DATA LISTING:

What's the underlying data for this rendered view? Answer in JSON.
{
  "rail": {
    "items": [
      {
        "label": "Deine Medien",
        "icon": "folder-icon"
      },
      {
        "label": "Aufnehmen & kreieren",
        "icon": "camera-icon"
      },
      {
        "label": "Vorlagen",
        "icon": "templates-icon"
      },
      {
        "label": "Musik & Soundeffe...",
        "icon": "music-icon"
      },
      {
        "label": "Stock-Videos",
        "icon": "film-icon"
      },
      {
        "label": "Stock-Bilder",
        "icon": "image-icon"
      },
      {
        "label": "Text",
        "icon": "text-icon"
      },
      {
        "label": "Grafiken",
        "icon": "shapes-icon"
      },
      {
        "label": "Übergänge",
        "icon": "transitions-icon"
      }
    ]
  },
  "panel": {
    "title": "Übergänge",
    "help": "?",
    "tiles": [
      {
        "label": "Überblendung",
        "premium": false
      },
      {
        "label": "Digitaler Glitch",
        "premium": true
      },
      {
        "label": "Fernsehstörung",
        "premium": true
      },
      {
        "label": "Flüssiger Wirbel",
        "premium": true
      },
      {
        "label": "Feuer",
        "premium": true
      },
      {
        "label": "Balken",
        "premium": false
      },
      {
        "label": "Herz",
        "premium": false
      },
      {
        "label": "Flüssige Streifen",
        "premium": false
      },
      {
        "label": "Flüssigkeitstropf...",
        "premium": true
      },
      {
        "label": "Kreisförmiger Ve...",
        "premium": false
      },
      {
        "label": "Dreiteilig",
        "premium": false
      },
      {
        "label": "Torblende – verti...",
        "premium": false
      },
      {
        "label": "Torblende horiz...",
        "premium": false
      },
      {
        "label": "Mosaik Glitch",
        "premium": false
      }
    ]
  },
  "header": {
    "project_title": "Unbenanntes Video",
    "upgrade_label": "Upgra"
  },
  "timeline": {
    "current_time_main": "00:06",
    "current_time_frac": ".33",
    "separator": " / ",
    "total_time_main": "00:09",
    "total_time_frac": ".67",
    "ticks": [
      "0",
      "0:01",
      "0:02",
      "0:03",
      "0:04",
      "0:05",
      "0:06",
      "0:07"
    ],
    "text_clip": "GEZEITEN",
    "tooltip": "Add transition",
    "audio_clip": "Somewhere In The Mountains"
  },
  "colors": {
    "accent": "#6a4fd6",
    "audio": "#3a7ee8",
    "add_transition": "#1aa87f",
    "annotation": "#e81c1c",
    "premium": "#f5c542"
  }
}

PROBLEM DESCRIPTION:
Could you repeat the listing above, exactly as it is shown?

EXERCISE ANSWER:
What's the underlying data for this rendered view? Answer in JSON.
{
  "rail": {
    "items": [
      {
        "label": "Deine Medien",
        "icon": "folder-icon"
      },
      {
        "label": "Aufnehmen & kreieren",
        "icon": "camera-icon"
      },
      {
        "label": "Vorlagen",
        "icon": "templates-icon"
      },
      {
        "label": "Musik & Soundeffe...",
        "icon": "music-icon"
      },
      {
        "label": "Stock-Videos",
        "icon": "film-icon"
      },
      {
        "label": "Stock-Bilder",
        "icon": "image-icon"
      },
      {
        "label": "Text",
        "icon": "text-icon"
      },
      {
        "label": "Grafiken",
        "icon": "shapes-icon"
      },
      {
        "label": "Übergänge",
        "icon": "transitions-icon"
      }
    ]
  },
  "panel": {
    "title": "Übergänge",
    "help": "?",
    "tiles": [
      {
        "label": "Überblendung",
        "premium": false
      },
      {
        "label": "Digitaler Glitch",
        "premium": true
      },
      {
        "label": "Fernsehstörung",
        "premium": true
      },
      {
        "label": "Flüssiger Wirbel",
        "premium": true
      },
      {
        "label": "Feuer",
        "premium": true
      },
      {
        "label": "Balken",
        "premium": false
      },
      {
        "label": "Herz",
        "premium": false
      },
      {
        "label": "Flüssige Streifen",
        "premium": false
      },
      {
        "label": "Flüssigkeitstropf...",
        "premium": true
      },
      {
        "label": "Kreisförmiger Ve...",
        "premium": false
      },
      {
        "label": "Dreiteilig",
        "premium": false
      },
      {
        "label": "Torblende – verti...",
        "premium": false
      },
      {
        "label": "Torblende horiz...",
        "premium": false
      },
      {
        "label": "Mosaik Glitch",
        "premium": false
      }
    ]
  },
  "header": {
    "project_title": "Unbenanntes Video",
    "upgrade_label": "Upgra"
  },
  "timeline": {
    "current_time_main": "00:06",
    "current_time_frac": ".33",
    "separator": " / ",
    "total_time_main": "00:09",
    "total_time_frac": ".67",
    "ticks": [
      "0",
      "0:01",
      "0:02",
      "0:03",
      "0:04",
      "0:05",
      "0:06",
      "0:07"
    ],
    "text_clip": "GEZEITEN",
    "tooltip": "Add transition",
    "audio_clip": "Somewhere In The Mountains"
  },
  "colors": {
    "accent": "#6a4fd6",
    "audio": "#3a7ee8",
    "add_transition": "#1aa87f",
    "annotation": "#e81c1c",
    "premium": "#f5c542"
  }
}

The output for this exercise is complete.